*** Opening of Data listing ***

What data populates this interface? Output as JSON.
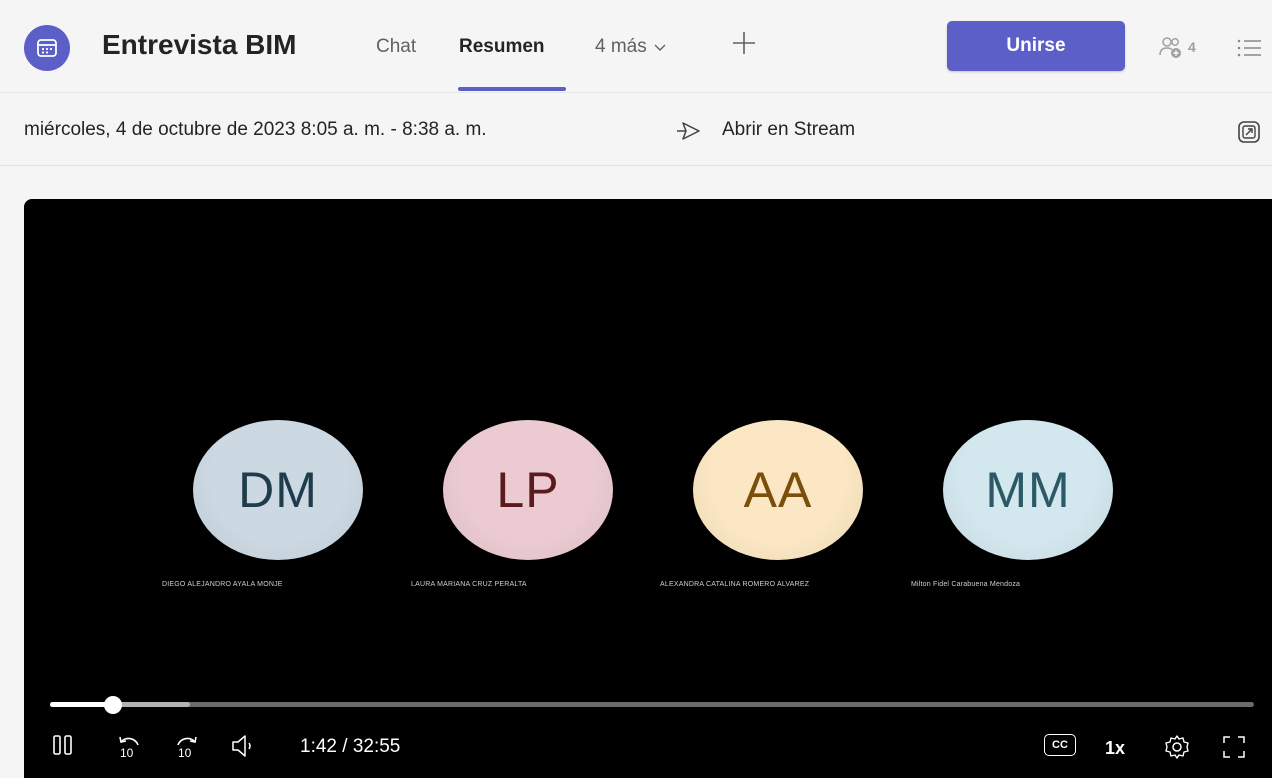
{
  "header": {
    "title": "Entrevista BIM",
    "tabs": [
      {
        "label": "Chat"
      },
      {
        "label": "Resumen"
      },
      {
        "label": "4 más"
      }
    ],
    "join_label": "Unirse",
    "participants_count": "4"
  },
  "info": {
    "date_range": "miércoles, 4 de octubre de 2023 8:05 a. m. - 8:38 a. m.",
    "open_stream": "Abrir en Stream"
  },
  "video": {
    "participants": [
      {
        "initials": "DM",
        "name": "DIEGO ALEJANDRO AYALA MONJE",
        "bg": "#ccd9e3",
        "fg": "#1f3c4d"
      },
      {
        "initials": "LP",
        "name": "LAURA MARIANA CRUZ PERALTA",
        "bg": "#ebcbd1",
        "fg": "#5a1b1f"
      },
      {
        "initials": "AA",
        "name": "ALEXANDRA CATALINA ROMERO ALVAREZ",
        "bg": "#fbe7c3",
        "fg": "#7a4e0b"
      },
      {
        "initials": "MM",
        "name": "Milton Fidel Carabuena Mendoza",
        "bg": "#d3e7ee",
        "fg": "#2b5966"
      }
    ],
    "progress": 0.052,
    "buffered": 0.116,
    "time_display": "1:42 / 32:55",
    "rewind_seconds": "10",
    "forward_seconds": "10",
    "captions_label": "CC",
    "speed": "1x"
  },
  "colors": {
    "accent": "#5b5fc7",
    "background": "#f5f5f5",
    "video_bg": "#000000"
  }
}
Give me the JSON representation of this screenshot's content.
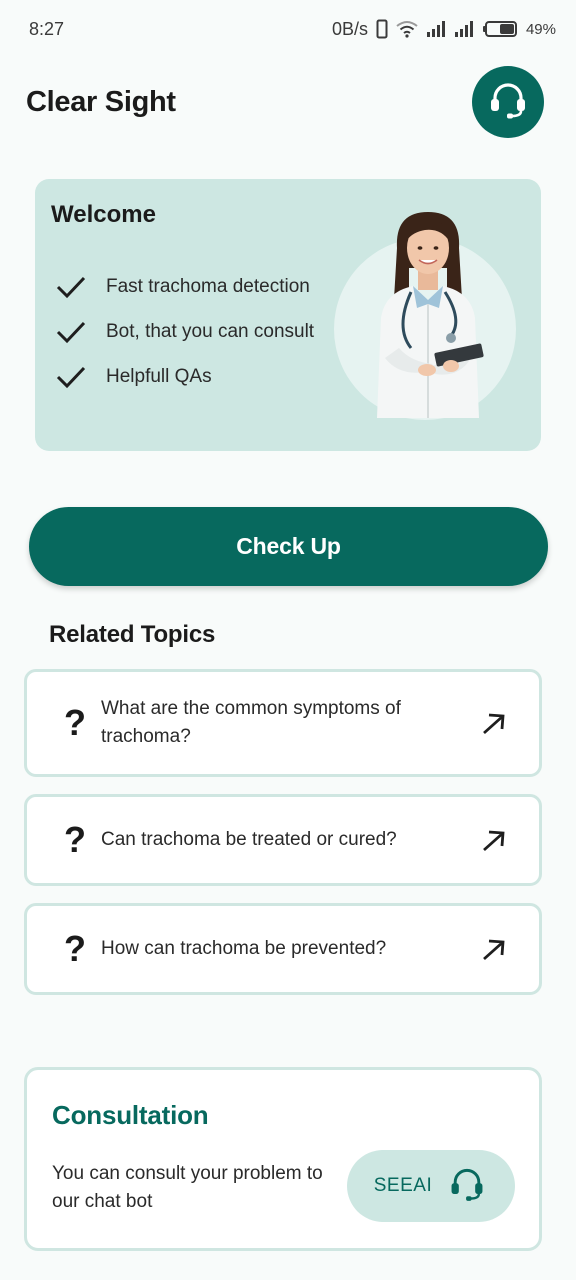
{
  "status_bar": {
    "time": "8:27",
    "network_speed": "0B/s",
    "battery_percent": "49%",
    "icons": [
      "vibrate-icon",
      "wifi-icon",
      "signal-icon",
      "signal-icon",
      "battery-icon"
    ]
  },
  "header": {
    "title": "Clear Sight",
    "support_icon": "headset-icon"
  },
  "welcome": {
    "title": "Welcome",
    "features": [
      {
        "icon": "check-icon",
        "label": "Fast trachoma detection"
      },
      {
        "icon": "check-icon",
        "label": "Bot, that you can consult"
      },
      {
        "icon": "check-icon",
        "label": "Helpfull QAs"
      }
    ]
  },
  "checkup": {
    "label": "Check Up"
  },
  "related": {
    "title": "Related Topics",
    "topics": [
      {
        "icon": "question-icon",
        "symbol": "?",
        "text": "What are the common symptoms of trachoma?",
        "arrow": "arrow-up-right-icon"
      },
      {
        "icon": "question-icon",
        "symbol": "?",
        "text": "Can trachoma be treated or cured?",
        "arrow": "arrow-up-right-icon"
      },
      {
        "icon": "question-icon",
        "symbol": "?",
        "text": "How can trachoma be prevented?",
        "arrow": "arrow-up-right-icon"
      }
    ]
  },
  "consultation": {
    "title": "Consultation",
    "description": "You can consult your problem to our chat bot",
    "button_label": "SEEAI",
    "button_icon": "headset-icon"
  },
  "colors": {
    "primary": "#07695e",
    "card_bg": "#cde7e2",
    "border": "#cfe6e1",
    "background": "#f8fbfa"
  }
}
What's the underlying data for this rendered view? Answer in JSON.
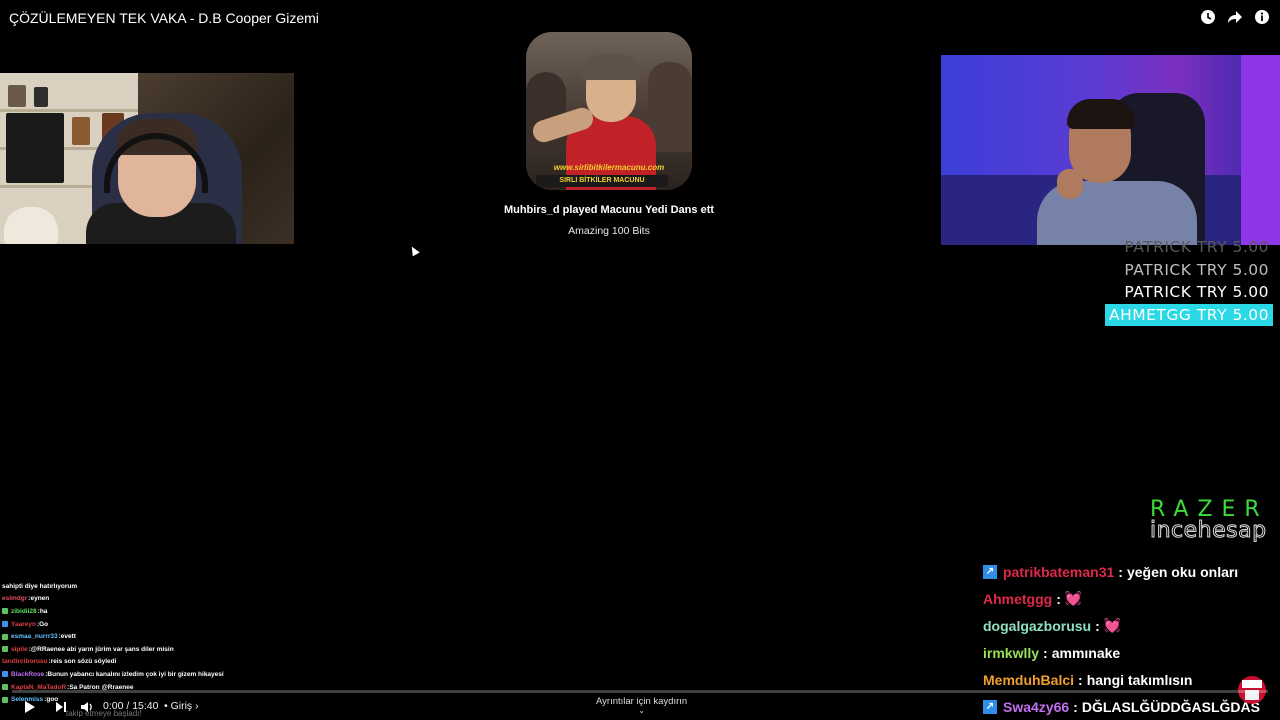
{
  "video": {
    "title": "ÇÖZÜLEMEYEN TEK VAKA - D.B Cooper Gizemi",
    "icons": [
      "watch-later-icon",
      "share-icon",
      "info-icon"
    ]
  },
  "alert": {
    "image_caption_url": "www.sirlibitkilermacunu.com",
    "image_caption_brand": "SIRLI BİTKİLER MACUNU",
    "message": "Muhbirs_d played Macunu Yedi Dans ett",
    "sub": "Amazing 100 Bits"
  },
  "ticker": [
    {
      "text": "PATRICK  TRY 5.00",
      "state": "fade1"
    },
    {
      "text": "PATRICK  TRY 5.00",
      "state": "fade2"
    },
    {
      "text": "PATRICK  TRY 5.00",
      "state": "full"
    },
    {
      "text": "AHMETGG  TRY 5.00",
      "state": "active"
    }
  ],
  "razer": {
    "brand": "RAZER",
    "handle": "incehesap"
  },
  "chat_right": [
    {
      "badge": true,
      "user": "patrikbateman31",
      "color": "#e0284a",
      "msg": "yeğen oku onları"
    },
    {
      "badge": false,
      "user": "Ahmetggg",
      "color": "#e0284a",
      "msg": "💓"
    },
    {
      "badge": false,
      "user": "dogalgazborusu",
      "color": "#8fe0c0",
      "msg": "💓"
    },
    {
      "badge": false,
      "user": "irmkwlly",
      "color": "#9ae05a",
      "msg": "ammınake"
    },
    {
      "badge": false,
      "user": "MemduhBalci",
      "color": "#f0a030",
      "msg": "hangi takımlısın"
    },
    {
      "badge": true,
      "user": "Swa4zy66",
      "color": "#c070f0",
      "msg": "DĞLASLĞÜDDĞASLĞDAS"
    }
  ],
  "chat_left": [
    {
      "user": "",
      "color": "#fff",
      "msg": "sahipti diye hatırlıyorum",
      "badge": ""
    },
    {
      "user": "eslmdgr",
      "color": "#e05060",
      "msg": "eynen",
      "badge": ""
    },
    {
      "user": "zibidii28",
      "color": "#60e060",
      "msg": "ha",
      "badge": "#60c060"
    },
    {
      "user": "Yaareyn",
      "color": "#e04040",
      "msg": "Go",
      "badge": "#4090f0"
    },
    {
      "user": "esmaa_nurrr33",
      "color": "#60c0ff",
      "msg": "evett",
      "badge": "#60c060"
    },
    {
      "user": "sipile",
      "color": "#e04040",
      "msg": "@RRaenee abi yarın jürim var şans diler misin",
      "badge": "#60c060"
    },
    {
      "user": "tandirciborusu",
      "color": "#e04040",
      "msg": "reis son sözü söyledi",
      "badge": ""
    },
    {
      "user": "BlackRose",
      "color": "#c070f0",
      "msg": "Bunun yabancı kanalını izledim çok iyi bir gizem hikayesi",
      "badge": "#4090f0"
    },
    {
      "user": "KaptaN_MaTadoR",
      "color": "#e04040",
      "msg": "Sa Patron @Rraenee",
      "badge": "#60c060"
    },
    {
      "user": "Selenmiss",
      "color": "#60c0ff",
      "msg": "goo",
      "badge": "#60c060"
    }
  ],
  "follow_text": "takip etmeye başladı!",
  "player": {
    "time": "0:00 / 15:40",
    "chapter": "• Giriş ›",
    "scroll_hint": "Ayrıntılar için kaydırın",
    "progress": 0
  },
  "colors": {
    "ticker_active": "#2ad8e6",
    "razer_green": "#3ddc3d",
    "badge_blue": "#2f8fe8"
  }
}
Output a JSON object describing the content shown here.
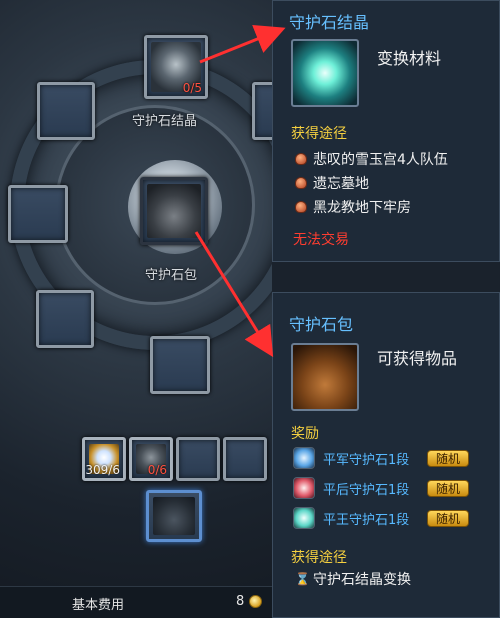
{
  "board": {
    "crystal_slot": {
      "count": "0/5",
      "label": "守护石结晶"
    },
    "bag_slot": {
      "label": "守护石包"
    },
    "ingredient_slots": [
      {
        "count": "309/6",
        "count_color": "#f2f2f2"
      },
      {
        "count": "0/6",
        "count_color": "#ff5040"
      }
    ],
    "fee": {
      "label": "基本费用",
      "value": "8",
      "icon": "gold-coin-icon"
    }
  },
  "tooltip_crystal": {
    "title": "守护石结晶",
    "kind": "变换材料",
    "source_header": "获得途径",
    "sources": [
      "悲叹的雪玉宫4人队伍",
      "遗忘墓地",
      "黑龙教地下牢房"
    ],
    "untradable": "无法交易"
  },
  "tooltip_bag": {
    "title": "守护石包",
    "kind": "可获得物品",
    "reward_header": "奖励",
    "rewards": [
      {
        "name": "平军守护石1段",
        "badge": "随机",
        "icon": "blue-gem-icon"
      },
      {
        "name": "平后守护石1段",
        "badge": "随机",
        "icon": "red-gem-icon"
      },
      {
        "name": "平王守护石1段",
        "badge": "随机",
        "icon": "teal-gem-icon"
      }
    ],
    "source_header": "获得途径",
    "sources": [
      "守护石结晶变换"
    ]
  },
  "colors": {
    "title": "#67c0ff",
    "section": "#f5d040",
    "untradable": "#ff3d30",
    "reward": "#57b9ff",
    "arrow": "#ff3030"
  }
}
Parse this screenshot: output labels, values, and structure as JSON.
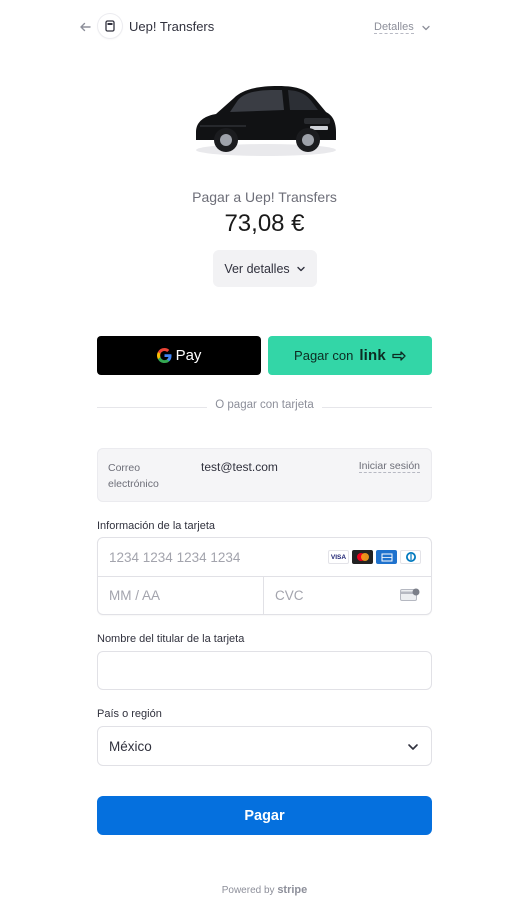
{
  "header": {
    "merchant_name": "Uep! Transfers",
    "details_label": "Detalles"
  },
  "summary": {
    "pay_to": "Pagar a Uep! Transfers",
    "amount": "73,08 €",
    "view_details_label": "Ver detalles"
  },
  "express": {
    "gpay_label": "Pay",
    "link_prefix": "Pagar con",
    "link_brand": "link",
    "divider_text": "O pagar con tarjeta"
  },
  "email": {
    "label": "Correo electrónico",
    "value": "test@test.com",
    "login_label": "Iniciar sesión"
  },
  "card": {
    "section_label": "Información de la tarjeta",
    "number_placeholder": "1234 1234 1234 1234",
    "expiry_placeholder": "MM / AA",
    "cvc_placeholder": "CVC",
    "brands": [
      "visa",
      "mastercard",
      "amex",
      "diners"
    ]
  },
  "cardholder": {
    "section_label": "Nombre del titular de la tarjeta",
    "value": ""
  },
  "country": {
    "section_label": "País o región",
    "selected": "México"
  },
  "submit": {
    "label": "Pagar"
  },
  "footer": {
    "powered_prefix": "Powered by",
    "powered_brand": "stripe"
  },
  "colors": {
    "primary": "#0570de",
    "link_green": "#33d6a7",
    "gpay_black": "#000000"
  }
}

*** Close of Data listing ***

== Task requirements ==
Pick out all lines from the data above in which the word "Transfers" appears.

== Solved problem ==
    "merchant_name": "Uep! Transfers",
    "pay_to": "Pagar a Uep! Transfers",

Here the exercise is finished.